> [The task]:
Filter these records by the string "curtidas", copying each line that holds it.

Given data: Begin

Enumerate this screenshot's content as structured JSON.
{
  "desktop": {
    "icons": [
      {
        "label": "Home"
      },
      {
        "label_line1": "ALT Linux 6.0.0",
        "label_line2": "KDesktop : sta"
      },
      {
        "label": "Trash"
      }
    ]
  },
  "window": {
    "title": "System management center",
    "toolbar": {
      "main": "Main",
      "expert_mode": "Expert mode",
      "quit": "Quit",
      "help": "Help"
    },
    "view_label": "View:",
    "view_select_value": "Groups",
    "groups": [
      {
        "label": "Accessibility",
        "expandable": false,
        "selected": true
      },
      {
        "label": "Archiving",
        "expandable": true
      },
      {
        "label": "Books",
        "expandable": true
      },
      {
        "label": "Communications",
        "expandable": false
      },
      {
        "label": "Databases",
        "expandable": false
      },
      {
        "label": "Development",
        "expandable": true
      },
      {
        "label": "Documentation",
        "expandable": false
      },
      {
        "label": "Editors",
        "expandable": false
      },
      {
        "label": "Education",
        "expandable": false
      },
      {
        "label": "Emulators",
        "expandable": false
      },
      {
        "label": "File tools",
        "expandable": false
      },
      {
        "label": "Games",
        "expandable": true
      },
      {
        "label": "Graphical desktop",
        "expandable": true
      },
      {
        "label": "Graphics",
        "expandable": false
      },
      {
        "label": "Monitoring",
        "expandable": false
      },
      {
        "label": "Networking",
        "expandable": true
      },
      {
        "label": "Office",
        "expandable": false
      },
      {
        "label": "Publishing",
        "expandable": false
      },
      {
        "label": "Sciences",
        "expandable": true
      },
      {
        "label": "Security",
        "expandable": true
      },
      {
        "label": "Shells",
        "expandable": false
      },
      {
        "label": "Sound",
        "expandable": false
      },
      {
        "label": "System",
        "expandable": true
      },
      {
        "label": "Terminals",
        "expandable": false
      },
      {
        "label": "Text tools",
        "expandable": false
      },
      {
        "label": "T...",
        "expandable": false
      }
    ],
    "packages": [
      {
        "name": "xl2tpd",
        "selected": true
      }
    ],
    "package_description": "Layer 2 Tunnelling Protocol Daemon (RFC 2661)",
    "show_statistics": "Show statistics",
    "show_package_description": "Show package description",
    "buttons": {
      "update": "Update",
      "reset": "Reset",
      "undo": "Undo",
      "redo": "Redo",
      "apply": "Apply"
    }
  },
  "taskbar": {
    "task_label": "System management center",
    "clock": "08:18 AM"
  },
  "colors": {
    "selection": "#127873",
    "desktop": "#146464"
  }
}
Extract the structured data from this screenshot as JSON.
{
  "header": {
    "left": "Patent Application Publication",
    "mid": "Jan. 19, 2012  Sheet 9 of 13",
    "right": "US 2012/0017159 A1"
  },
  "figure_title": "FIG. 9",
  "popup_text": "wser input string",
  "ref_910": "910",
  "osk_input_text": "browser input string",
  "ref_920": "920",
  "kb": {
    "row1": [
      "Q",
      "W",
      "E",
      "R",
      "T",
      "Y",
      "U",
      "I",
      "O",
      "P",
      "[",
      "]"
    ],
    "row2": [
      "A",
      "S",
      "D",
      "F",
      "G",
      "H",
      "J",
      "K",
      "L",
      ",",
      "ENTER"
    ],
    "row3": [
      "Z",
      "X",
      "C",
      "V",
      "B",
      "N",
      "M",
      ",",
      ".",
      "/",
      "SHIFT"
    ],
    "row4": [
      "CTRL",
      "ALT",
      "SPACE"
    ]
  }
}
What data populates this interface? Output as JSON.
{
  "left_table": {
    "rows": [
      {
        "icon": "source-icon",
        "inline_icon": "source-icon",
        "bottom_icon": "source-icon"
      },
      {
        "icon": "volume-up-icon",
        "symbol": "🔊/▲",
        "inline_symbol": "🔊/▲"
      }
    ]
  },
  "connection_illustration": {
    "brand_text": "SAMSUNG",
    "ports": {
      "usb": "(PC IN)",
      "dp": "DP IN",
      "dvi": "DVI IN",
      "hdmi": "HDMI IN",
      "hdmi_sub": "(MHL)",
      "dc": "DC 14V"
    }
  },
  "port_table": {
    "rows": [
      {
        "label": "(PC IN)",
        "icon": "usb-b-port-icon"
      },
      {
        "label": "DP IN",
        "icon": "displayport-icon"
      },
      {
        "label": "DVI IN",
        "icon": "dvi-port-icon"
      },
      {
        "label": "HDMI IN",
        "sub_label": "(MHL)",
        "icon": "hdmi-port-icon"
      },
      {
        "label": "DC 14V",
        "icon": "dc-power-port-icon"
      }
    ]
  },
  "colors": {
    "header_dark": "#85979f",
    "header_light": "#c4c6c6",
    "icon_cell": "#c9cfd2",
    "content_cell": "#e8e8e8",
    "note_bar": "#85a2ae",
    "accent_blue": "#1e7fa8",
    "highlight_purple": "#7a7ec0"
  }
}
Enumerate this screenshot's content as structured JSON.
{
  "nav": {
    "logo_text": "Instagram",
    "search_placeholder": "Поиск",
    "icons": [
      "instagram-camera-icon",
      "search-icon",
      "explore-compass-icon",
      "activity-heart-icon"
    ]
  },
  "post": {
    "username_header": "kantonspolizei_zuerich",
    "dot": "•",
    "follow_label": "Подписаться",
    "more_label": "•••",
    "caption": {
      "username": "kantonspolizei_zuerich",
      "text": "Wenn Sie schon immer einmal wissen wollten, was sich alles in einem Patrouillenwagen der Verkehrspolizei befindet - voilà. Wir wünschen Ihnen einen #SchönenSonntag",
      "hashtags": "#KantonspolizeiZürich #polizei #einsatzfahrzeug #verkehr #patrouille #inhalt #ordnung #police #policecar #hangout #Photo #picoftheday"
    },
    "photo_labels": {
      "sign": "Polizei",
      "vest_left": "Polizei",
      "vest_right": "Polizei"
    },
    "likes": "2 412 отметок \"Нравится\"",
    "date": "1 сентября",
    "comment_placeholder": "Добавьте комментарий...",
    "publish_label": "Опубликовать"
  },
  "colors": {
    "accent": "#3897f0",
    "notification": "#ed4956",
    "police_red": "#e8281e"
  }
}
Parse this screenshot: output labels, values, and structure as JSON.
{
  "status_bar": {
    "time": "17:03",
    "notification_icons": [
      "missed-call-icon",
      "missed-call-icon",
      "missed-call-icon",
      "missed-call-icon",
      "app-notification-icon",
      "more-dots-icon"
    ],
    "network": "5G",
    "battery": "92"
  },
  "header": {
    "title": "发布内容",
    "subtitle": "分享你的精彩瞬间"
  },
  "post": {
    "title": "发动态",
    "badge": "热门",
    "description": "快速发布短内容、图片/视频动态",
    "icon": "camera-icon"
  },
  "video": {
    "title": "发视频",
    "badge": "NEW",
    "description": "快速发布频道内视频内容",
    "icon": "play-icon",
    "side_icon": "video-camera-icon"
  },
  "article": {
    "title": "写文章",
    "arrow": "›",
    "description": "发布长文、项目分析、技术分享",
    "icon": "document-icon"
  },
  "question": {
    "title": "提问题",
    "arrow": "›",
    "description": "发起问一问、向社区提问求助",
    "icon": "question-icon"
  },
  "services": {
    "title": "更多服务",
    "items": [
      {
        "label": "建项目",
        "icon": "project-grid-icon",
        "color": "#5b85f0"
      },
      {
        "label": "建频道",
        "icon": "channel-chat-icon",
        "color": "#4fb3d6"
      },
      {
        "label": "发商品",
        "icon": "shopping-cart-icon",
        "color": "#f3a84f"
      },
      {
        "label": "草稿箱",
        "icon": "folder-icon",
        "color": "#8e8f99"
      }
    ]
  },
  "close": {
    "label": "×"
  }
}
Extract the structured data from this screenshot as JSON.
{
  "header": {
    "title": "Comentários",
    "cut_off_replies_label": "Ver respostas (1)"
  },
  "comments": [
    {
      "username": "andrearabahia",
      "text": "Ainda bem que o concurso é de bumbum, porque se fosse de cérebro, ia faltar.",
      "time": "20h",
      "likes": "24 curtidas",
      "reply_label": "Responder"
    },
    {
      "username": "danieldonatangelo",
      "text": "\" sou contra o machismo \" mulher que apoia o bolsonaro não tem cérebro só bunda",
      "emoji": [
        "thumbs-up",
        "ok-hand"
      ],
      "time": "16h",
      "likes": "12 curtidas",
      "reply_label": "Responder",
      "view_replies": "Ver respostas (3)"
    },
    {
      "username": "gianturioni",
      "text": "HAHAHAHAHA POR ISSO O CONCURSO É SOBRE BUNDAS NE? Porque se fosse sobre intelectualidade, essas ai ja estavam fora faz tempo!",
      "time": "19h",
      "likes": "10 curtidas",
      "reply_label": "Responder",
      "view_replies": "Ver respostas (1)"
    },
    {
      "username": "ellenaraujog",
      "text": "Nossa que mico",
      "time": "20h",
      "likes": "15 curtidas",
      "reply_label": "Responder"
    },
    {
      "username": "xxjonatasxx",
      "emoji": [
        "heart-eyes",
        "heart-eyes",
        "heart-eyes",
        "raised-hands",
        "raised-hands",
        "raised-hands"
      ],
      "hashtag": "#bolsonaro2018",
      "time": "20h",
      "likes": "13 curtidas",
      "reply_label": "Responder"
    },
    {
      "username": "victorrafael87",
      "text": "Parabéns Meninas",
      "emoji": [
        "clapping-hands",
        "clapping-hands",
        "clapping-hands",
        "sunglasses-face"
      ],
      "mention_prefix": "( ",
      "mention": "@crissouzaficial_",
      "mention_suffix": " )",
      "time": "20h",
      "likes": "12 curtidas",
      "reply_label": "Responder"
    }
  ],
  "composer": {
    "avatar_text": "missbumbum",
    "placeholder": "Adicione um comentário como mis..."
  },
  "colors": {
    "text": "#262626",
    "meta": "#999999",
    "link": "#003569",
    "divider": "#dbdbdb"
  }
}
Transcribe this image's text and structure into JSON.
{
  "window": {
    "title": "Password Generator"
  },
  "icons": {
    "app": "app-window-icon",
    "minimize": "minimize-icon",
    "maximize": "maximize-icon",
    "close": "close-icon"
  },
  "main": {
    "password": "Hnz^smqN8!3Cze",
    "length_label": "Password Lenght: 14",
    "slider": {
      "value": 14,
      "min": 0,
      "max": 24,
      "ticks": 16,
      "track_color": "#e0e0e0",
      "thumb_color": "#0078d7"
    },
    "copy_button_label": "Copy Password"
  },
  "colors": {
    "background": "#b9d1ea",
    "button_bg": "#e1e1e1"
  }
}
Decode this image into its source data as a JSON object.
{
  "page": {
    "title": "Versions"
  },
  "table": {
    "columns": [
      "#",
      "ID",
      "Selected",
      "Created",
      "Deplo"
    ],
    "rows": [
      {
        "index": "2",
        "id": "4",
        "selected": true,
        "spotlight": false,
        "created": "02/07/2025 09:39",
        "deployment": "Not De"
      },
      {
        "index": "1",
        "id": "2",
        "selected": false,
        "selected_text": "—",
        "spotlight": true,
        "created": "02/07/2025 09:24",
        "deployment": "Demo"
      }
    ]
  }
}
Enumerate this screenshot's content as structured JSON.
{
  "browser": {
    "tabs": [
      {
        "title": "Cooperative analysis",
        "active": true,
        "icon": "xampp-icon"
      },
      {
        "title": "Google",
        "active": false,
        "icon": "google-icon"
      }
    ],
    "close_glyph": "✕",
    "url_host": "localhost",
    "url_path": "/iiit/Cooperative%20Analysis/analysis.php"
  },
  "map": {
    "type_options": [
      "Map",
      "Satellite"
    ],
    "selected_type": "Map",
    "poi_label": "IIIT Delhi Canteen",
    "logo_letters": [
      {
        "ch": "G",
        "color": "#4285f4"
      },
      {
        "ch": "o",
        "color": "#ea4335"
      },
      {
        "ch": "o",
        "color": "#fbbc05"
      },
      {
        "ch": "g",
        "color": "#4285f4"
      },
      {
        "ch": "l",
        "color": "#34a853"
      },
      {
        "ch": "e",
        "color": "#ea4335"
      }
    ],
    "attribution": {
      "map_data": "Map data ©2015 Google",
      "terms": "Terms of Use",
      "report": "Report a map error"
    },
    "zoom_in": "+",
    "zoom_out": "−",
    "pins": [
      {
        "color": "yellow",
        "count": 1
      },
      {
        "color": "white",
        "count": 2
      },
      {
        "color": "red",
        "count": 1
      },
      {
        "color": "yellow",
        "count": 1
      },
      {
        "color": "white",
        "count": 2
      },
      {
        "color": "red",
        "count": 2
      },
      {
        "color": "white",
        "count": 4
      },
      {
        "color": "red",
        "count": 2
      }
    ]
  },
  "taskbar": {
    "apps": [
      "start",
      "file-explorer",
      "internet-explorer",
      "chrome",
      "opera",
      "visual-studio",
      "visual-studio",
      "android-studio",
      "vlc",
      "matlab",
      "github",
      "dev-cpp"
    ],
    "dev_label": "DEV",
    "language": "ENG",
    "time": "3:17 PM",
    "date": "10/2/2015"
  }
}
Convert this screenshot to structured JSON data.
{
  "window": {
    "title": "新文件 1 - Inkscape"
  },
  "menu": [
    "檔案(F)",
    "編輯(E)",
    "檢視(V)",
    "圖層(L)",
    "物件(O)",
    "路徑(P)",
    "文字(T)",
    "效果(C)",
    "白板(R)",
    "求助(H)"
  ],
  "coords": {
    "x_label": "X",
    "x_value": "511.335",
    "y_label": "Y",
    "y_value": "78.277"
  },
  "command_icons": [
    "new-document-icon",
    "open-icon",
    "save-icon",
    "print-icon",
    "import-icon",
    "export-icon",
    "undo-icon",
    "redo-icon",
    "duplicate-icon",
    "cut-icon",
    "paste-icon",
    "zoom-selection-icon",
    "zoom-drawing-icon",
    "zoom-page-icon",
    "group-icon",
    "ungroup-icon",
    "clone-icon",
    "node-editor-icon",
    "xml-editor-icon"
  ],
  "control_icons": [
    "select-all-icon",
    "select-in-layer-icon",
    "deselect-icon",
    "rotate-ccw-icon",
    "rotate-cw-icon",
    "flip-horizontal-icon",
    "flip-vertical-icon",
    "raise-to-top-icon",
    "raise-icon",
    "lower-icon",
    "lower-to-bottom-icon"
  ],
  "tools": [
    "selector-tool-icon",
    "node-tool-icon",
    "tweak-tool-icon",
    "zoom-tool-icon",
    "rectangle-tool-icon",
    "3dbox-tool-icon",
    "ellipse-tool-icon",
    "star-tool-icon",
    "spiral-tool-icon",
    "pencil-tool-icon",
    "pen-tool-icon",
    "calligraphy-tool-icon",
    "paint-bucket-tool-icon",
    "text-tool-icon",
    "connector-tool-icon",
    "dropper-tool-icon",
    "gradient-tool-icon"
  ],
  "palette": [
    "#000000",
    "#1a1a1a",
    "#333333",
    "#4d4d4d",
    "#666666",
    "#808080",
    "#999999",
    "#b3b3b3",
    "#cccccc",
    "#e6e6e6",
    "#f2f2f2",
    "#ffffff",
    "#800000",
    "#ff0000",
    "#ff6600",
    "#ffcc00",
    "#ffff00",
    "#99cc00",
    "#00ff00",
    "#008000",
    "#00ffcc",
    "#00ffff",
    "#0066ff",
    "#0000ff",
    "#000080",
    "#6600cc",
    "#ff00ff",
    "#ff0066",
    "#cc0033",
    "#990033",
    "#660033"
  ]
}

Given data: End

> [Answer space]:
      "likes": "24 curtidas",
      "likes": "12 curtidas",
      "likes": "10 curtidas",
      "likes": "15 curtidas",
      "likes": "13 curtidas",
      "likes": "12 curtidas",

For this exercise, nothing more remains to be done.